There was no trumpets, bands or fireworks. Just good old fashion appraisal of each other’s treasure, awe at the investments in restoration and a catchup with old and new fellow nuts in the winter morning sun at Mendooran.

Car nuts. Motorheads. Restorers.

There was time to enjoy the gourmet fair and maybe pick up a bargain or two at the markets hosted by the local Bowling Club. As well as the grand spread put on by BIL you could grab a few home baked goodies from the CWA ladies and some locally made cheese produced by two lovely local ladies, Pip and Deb at Blue Sky Cheese to keep the appetite satisfied before the engines were warmed and they set off for a town tour and the afternoon events at the showground.

It was a mega morning. Mendooran Pride on show.

A quaint town with friendly people, loads of history and stories to tell. It’s not that far a drive from anywhere. Take a trip sometime, detour off the main highways and you never who or what you might see.


countryhorizons_bvmarketsroadsigntotownIt is normally a sleepy little village. Its 180 odd residents living a quiet life tucked under the shadows of the southern Liverpool Plains mountain ranges, at the very beginnings of the Mooki River that will weave its way across the plains to Gunnedah.
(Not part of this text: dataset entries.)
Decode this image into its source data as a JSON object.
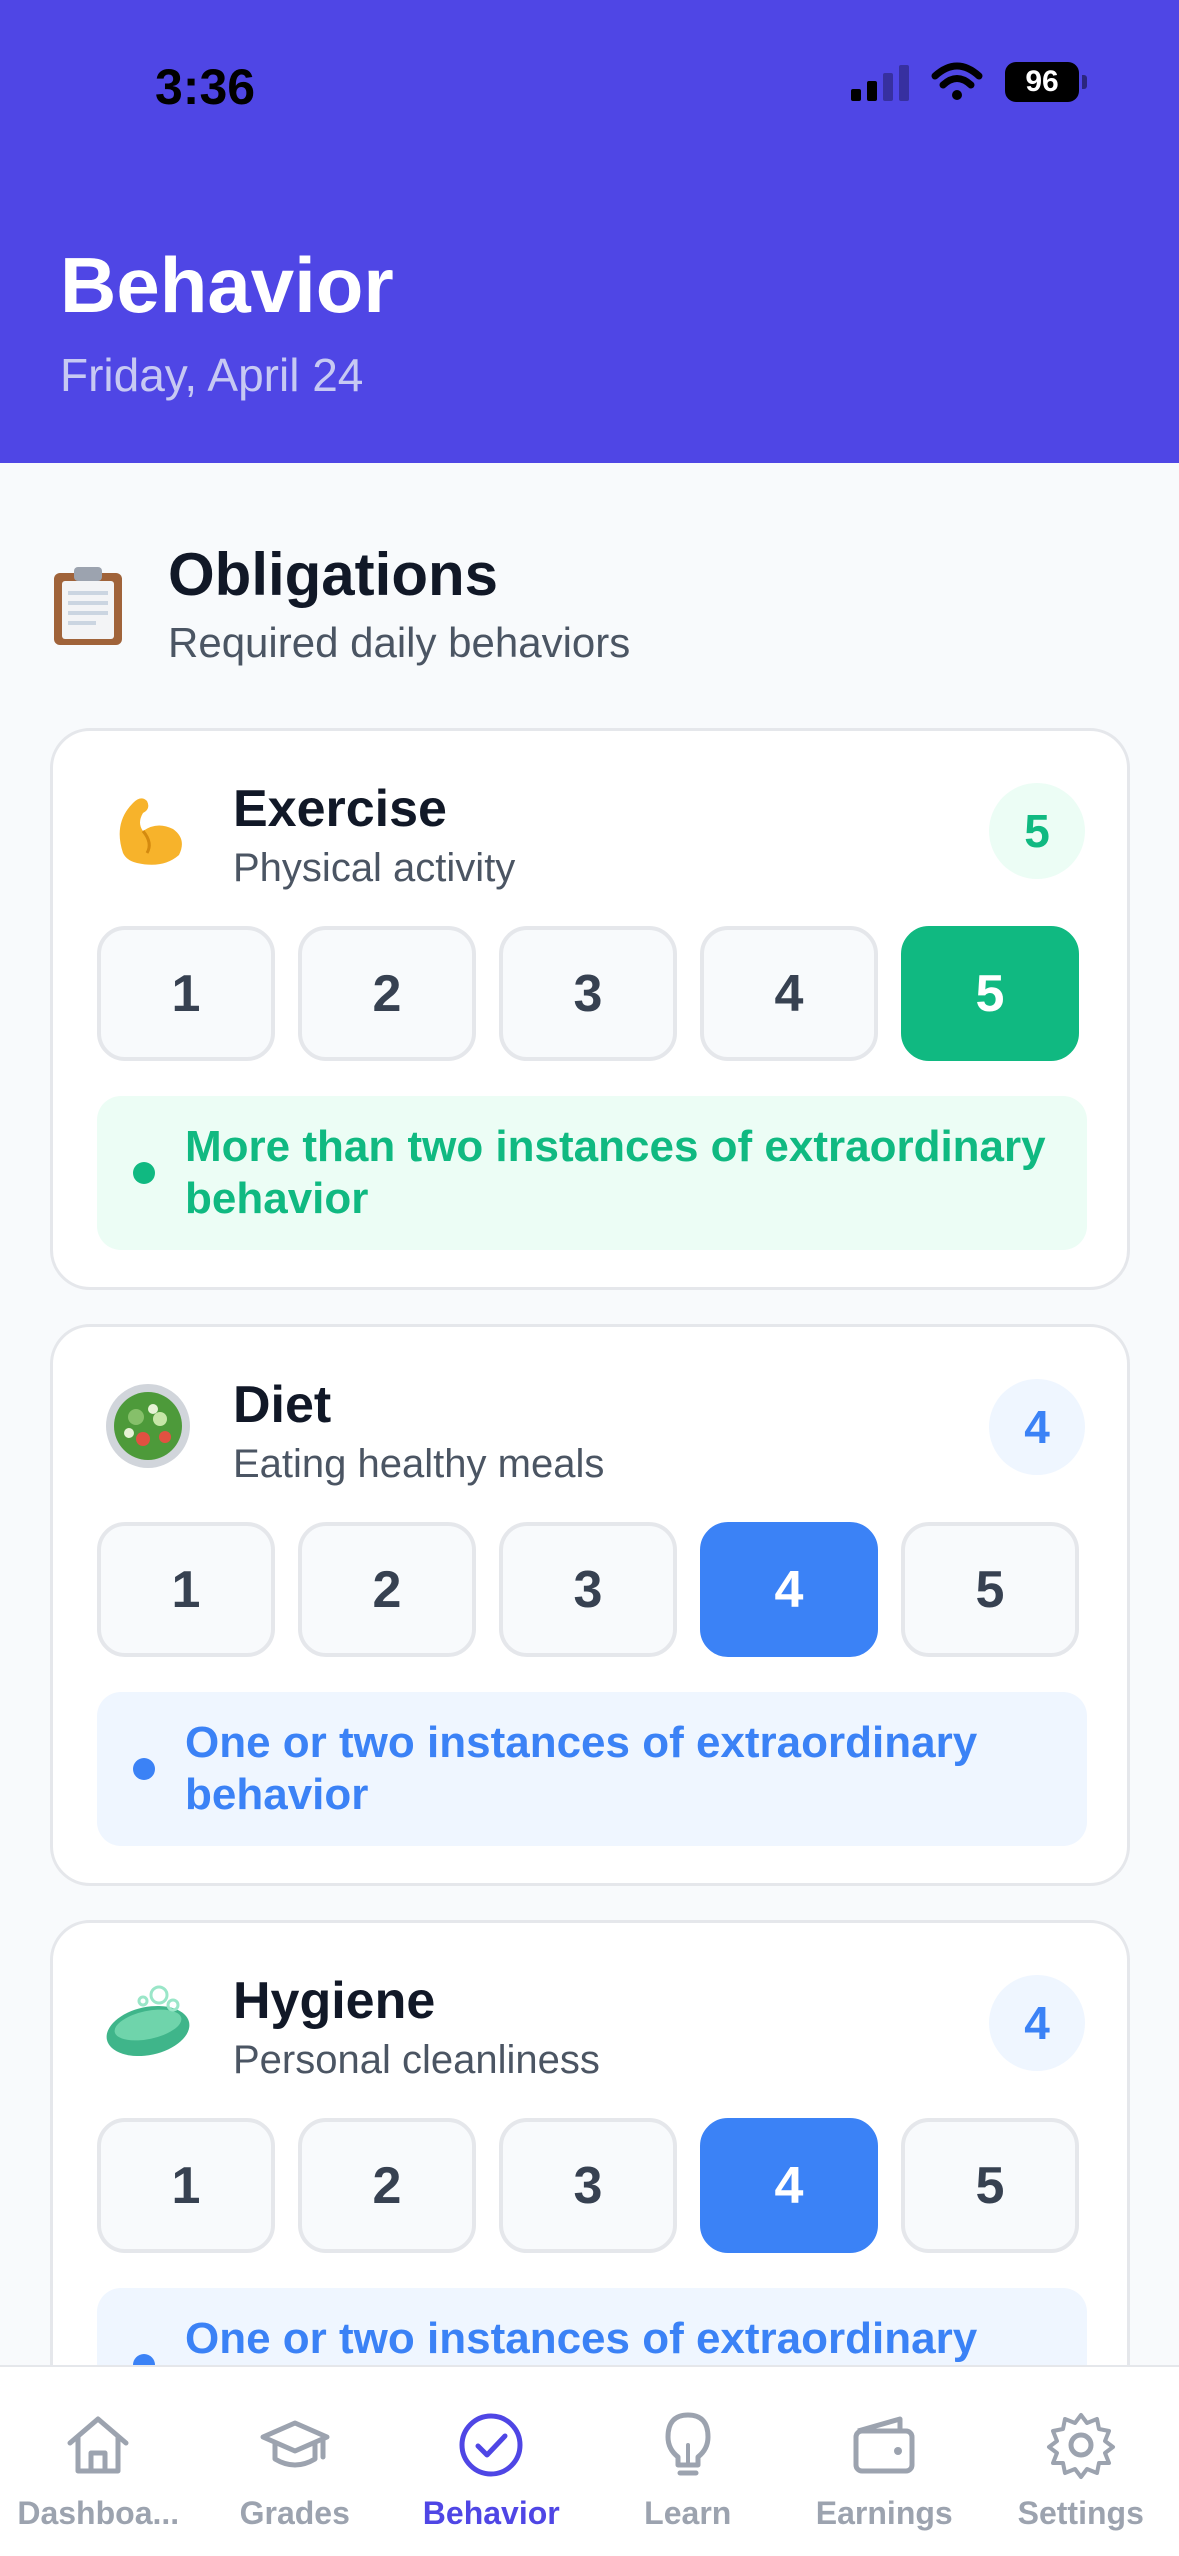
{
  "status_bar": {
    "time": "3:36",
    "battery": "96"
  },
  "header": {
    "title": "Behavior",
    "date": "Friday, April 24"
  },
  "section": {
    "icon": "clipboard-icon",
    "title": "Obligations",
    "subtitle": "Required daily behaviors"
  },
  "cards": [
    {
      "icon": "flexed-biceps-icon",
      "title": "Exercise",
      "subtitle": "Physical activity",
      "score": "5",
      "options": [
        "1",
        "2",
        "3",
        "4",
        "5"
      ],
      "selected": 5,
      "description": "More than two instances of extraordinary behavior",
      "accent": "#10b981",
      "tint": "#ecfdf5"
    },
    {
      "icon": "salad-icon",
      "title": "Diet",
      "subtitle": "Eating healthy meals",
      "score": "4",
      "options": [
        "1",
        "2",
        "3",
        "4",
        "5"
      ],
      "selected": 4,
      "description": "One or two instances of extraordinary behavior",
      "accent": "#3b82f6",
      "tint": "#eff6ff"
    },
    {
      "icon": "soap-icon",
      "title": "Hygiene",
      "subtitle": "Personal cleanliness",
      "score": "4",
      "options": [
        "1",
        "2",
        "3",
        "4",
        "5"
      ],
      "selected": 4,
      "description": "One or two instances of extraordinary behavior",
      "accent": "#3b82f6",
      "tint": "#eff6ff"
    }
  ],
  "tabs": [
    {
      "label": "Dashboa...",
      "icon": "house-icon",
      "active": false
    },
    {
      "label": "Grades",
      "icon": "graduation-cap-icon",
      "active": false
    },
    {
      "label": "Behavior",
      "icon": "check-circle-icon",
      "active": true
    },
    {
      "label": "Learn",
      "icon": "lightbulb-icon",
      "active": false
    },
    {
      "label": "Earnings",
      "icon": "wallet-icon",
      "active": false
    },
    {
      "label": "Settings",
      "icon": "gear-icon",
      "active": false
    }
  ],
  "colors": {
    "brand": "#4f46e5",
    "green": "#10b981",
    "blue": "#3b82f6"
  }
}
The bustle of school traffic, children’s laughter in the playground and the toll of the bell are the only sounds that would break the quiet air during the day.
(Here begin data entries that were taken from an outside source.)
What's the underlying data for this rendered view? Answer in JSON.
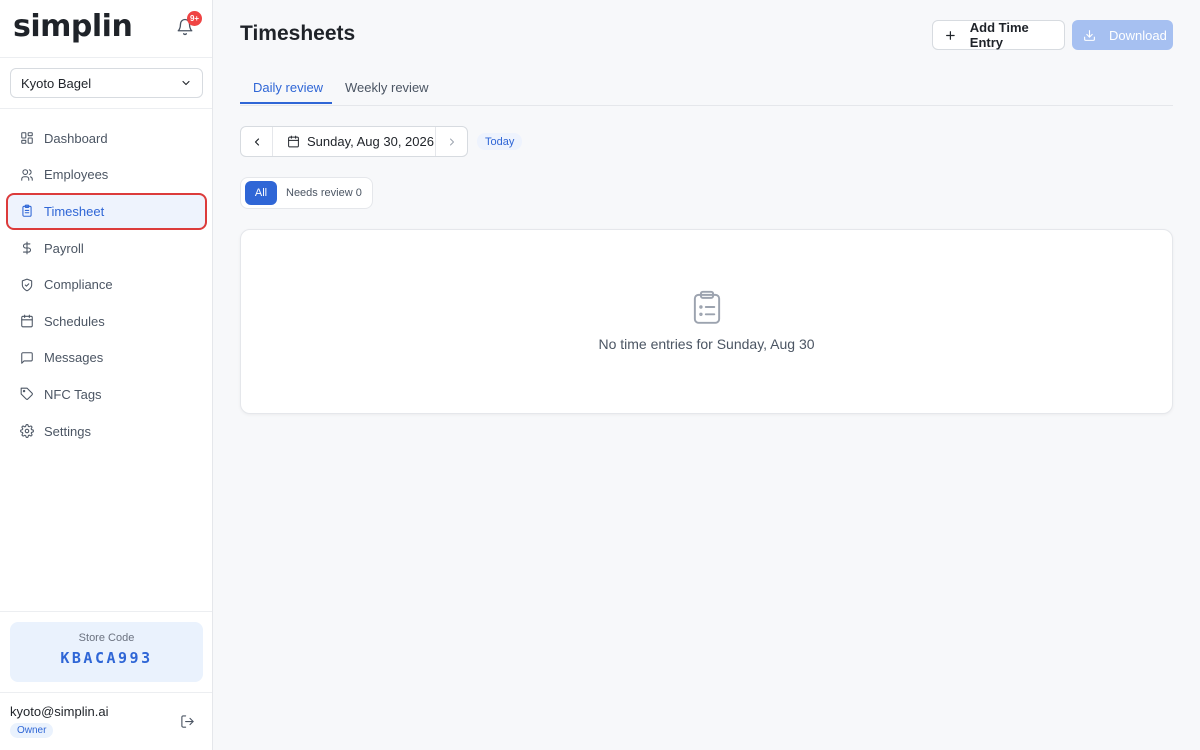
{
  "app": {
    "logo": "simplin",
    "notification_badge": "9+"
  },
  "store_select": {
    "value": "Kyoto Bagel"
  },
  "sidebar": {
    "items": [
      {
        "label": "Dashboard",
        "icon": "dashboard-icon"
      },
      {
        "label": "Employees",
        "icon": "users-icon"
      },
      {
        "label": "Timesheet",
        "icon": "clipboard-icon",
        "active": true
      },
      {
        "label": "Payroll",
        "icon": "dollar-icon"
      },
      {
        "label": "Compliance",
        "icon": "shield-icon"
      },
      {
        "label": "Schedules",
        "icon": "calendar-icon"
      },
      {
        "label": "Messages",
        "icon": "message-icon"
      },
      {
        "label": "NFC Tags",
        "icon": "tag-icon"
      },
      {
        "label": "Settings",
        "icon": "gear-icon"
      }
    ]
  },
  "store_code": {
    "label": "Store Code",
    "value": "KBACA993"
  },
  "user": {
    "email": "kyoto@simplin.ai",
    "role": "Owner"
  },
  "header": {
    "title": "Timesheets",
    "add_label": "Add Time Entry",
    "download_label": "Download"
  },
  "tabs": [
    {
      "label": "Daily review",
      "active": true
    },
    {
      "label": "Weekly review",
      "active": false
    }
  ],
  "date_nav": {
    "date": "Sunday, Aug 30, 2026",
    "today_label": "Today"
  },
  "filter": {
    "all_label": "All",
    "needs_review_label": "Needs review 0"
  },
  "empty_state": {
    "message": "No time entries for Sunday, Aug 30"
  },
  "colors": {
    "accent": "#2f66d6",
    "active_outline": "#dc3b3b",
    "badge": "#ef4444",
    "download_disabled": "#a6c0f1"
  }
}
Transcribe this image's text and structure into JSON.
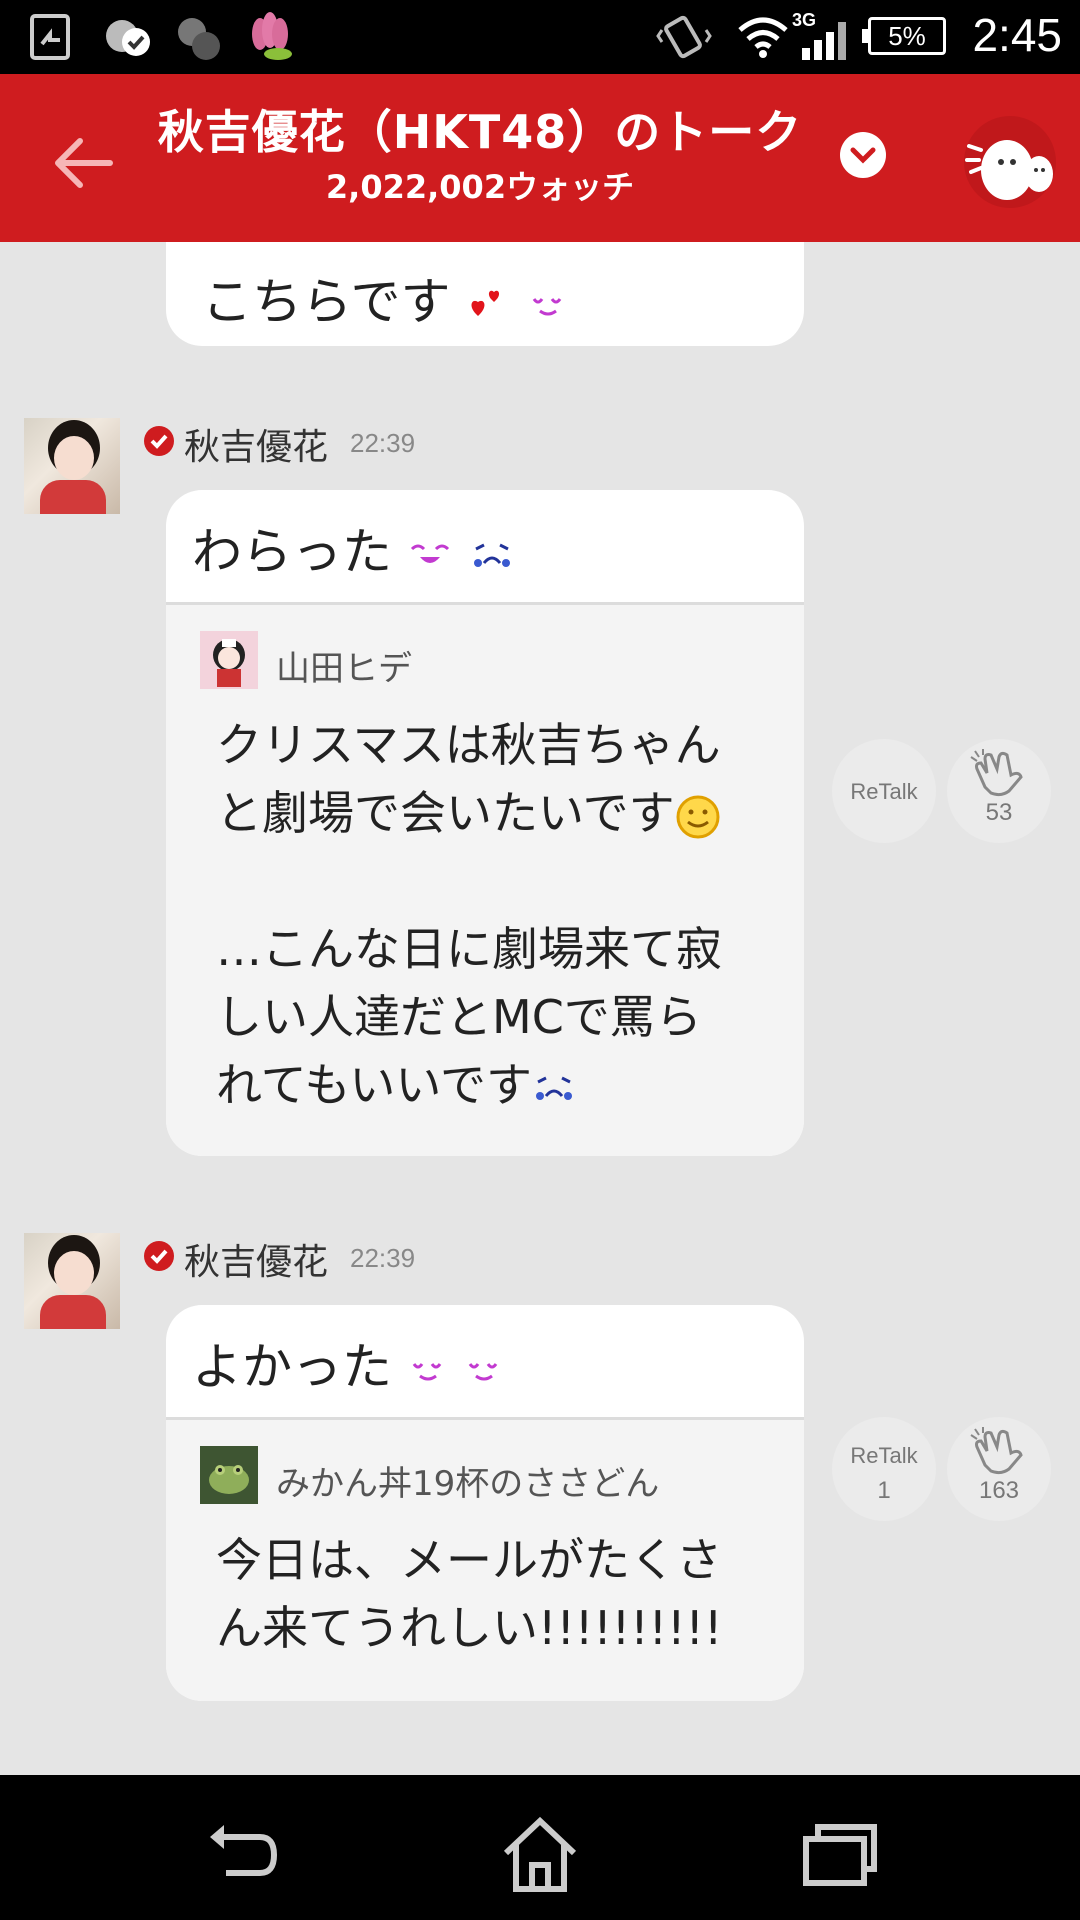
{
  "status_bar": {
    "time": "2:45",
    "battery": "5%",
    "network": "3G",
    "icons": [
      "screen-share-icon",
      "cloud-check-icon",
      "circles-app-icon",
      "lotus-app-icon",
      "vibrate-icon",
      "wifi-icon",
      "signal-icon",
      "battery-icon"
    ]
  },
  "header": {
    "title": "秋吉優花（HKT48）のトーク",
    "watch_count": "2,022,002ウォッチ",
    "accent_color": "#cf1c1f"
  },
  "messages": [
    {
      "partial": true,
      "text": "こちらです"
    },
    {
      "sender": "秋吉優花",
      "time": "22:39",
      "text": "わらった",
      "quote": {
        "author": "山田ヒデ",
        "lines": [
          "クリスマスは秋吉ちゃん",
          "と劇場で会いたいです",
          "",
          "…こんな日に劇場来て寂",
          "しい人達だとMCで罵ら",
          "れてもいいです"
        ]
      },
      "retalk_label": "ReTalk",
      "retalk_count": "",
      "clap_count": "53"
    },
    {
      "sender": "秋吉優花",
      "time": "22:39",
      "text": "よかった",
      "quote": {
        "author": "みかん丼19杯のささどん",
        "lines": [
          "今日は、メールがたくさ",
          "ん来てうれしい!!!!!!!!!!"
        ]
      },
      "retalk_label": "ReTalk",
      "retalk_count": "1",
      "clap_count": "163"
    }
  ],
  "nav": {
    "buttons": [
      "back-nav-icon",
      "home-nav-icon",
      "recent-apps-icon"
    ]
  }
}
I know at least one day of the year when the population of Blackville would more than triple.

I witnessed it last Sunday.

The annual Blackville Arts and Market Day.
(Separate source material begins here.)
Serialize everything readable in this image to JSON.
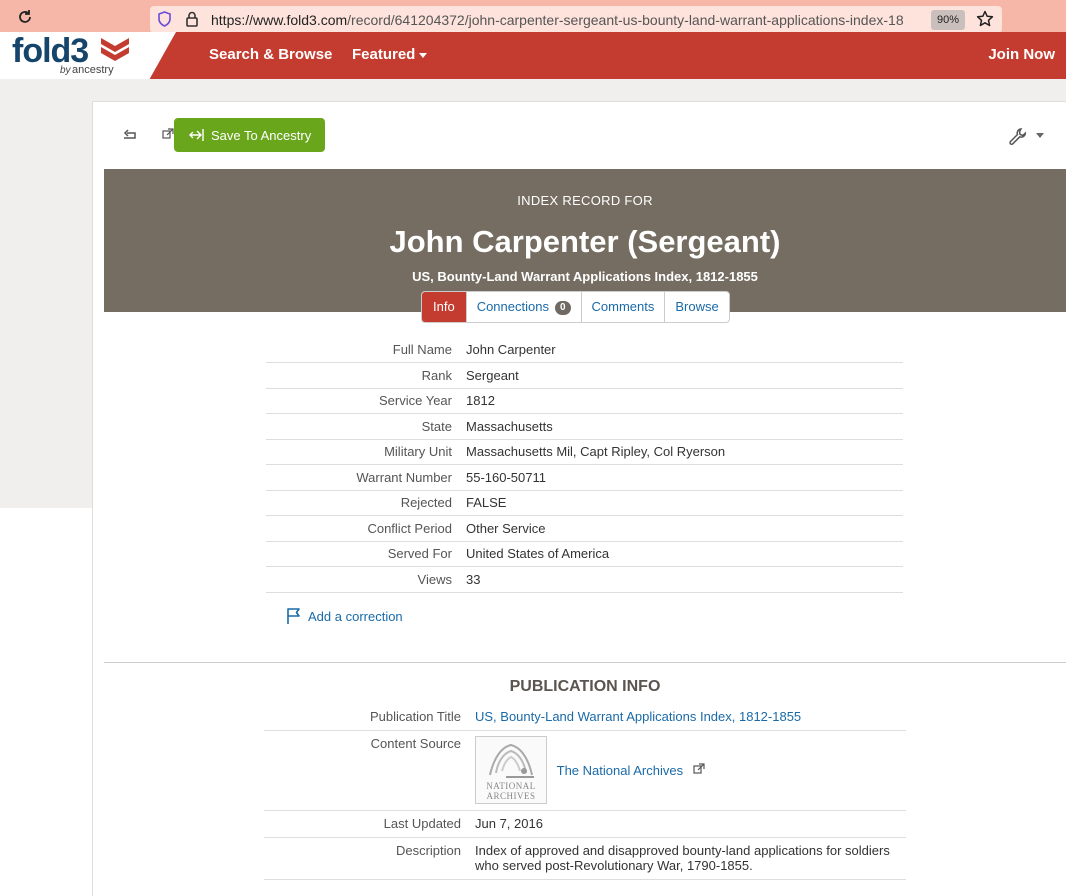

The road from Curlewis to Blackville was picturesque as the remarkable realm of the Liverpool Plains shone in the morning sun. A carpet of green crops, fading yellow canola and fallowed black clay rolled out in front of us, a band of hazy blue of the mountain ranges bordering the panorama. Pockets of trees lined paddocks, cattle and sheep enjoyed their morning feed as, across the plains farming families finished their morning chores.

Blackville is not really on the way to somewhere or the way from anywhere. It is about a 40 minute drive from Quirindi to the north-west and Merriwa to the south, as the crow flies. I recall my dad used to refer to the Blackville area as “gods own country” – if there was a hint of rain in the skies Blackville seems to always get it.

We rounded the final bend and were greeted by ‘road closed’ signs just past the town signage. There are few places that can close off the main thoroughfare of town for markets. Blackville can, and did.

Smiling faces of the local committee greeted us, the hospitality of rural Australia evident in the air.

Welcome to Blackville.

The stall owners stood behind their wares, a sense of pride as they happily showcased their goods. From watercolour paintings, jewellery of many shapes and material, fashion, wood crafts, hand dyed scarves, straw bags, metal ornaments, clay homewares, photography, home furnishings, local produce from the plains and the tastiest honey I have had for some time. It was an exciting array of goodies.

The homemade lime and coconut cake was delectable with my morning coffee, enjoyed in the spring sun with a wisp of a breeze keeping the heat at bay. We watched younger ones tuck into fairy floss, washed down with a frozen cup of pure delight as a duet played gentle music to entertain.

Ahh this is how Sunday should be!

After our fill of tastes and a bag full of goodies we set off on a different route home. I am a bit like my father in that I try to never travel the same road twice on a road trip. We circled back to Spring Ridge and a pit stop at the local Royal Hotel. The residents of Spring Ridge wont go hungry while ever they have the burgers at the Royal!

One cant help but relax snuggled in this country.

Sunday road trip.

Family, spring, fresh air.

Living a dream.



Some great stalls that were there:

Food River Station – produce and gift ware profiling the great Liverpool Plains

Wattle Tree Love – lovely hand dyed scarves

Colourful bags and baskets

Buzz Honey – The best honey for a long time – Phone 0429 074 520

or head to the Blackville Arts and Markets Facebook page for more information.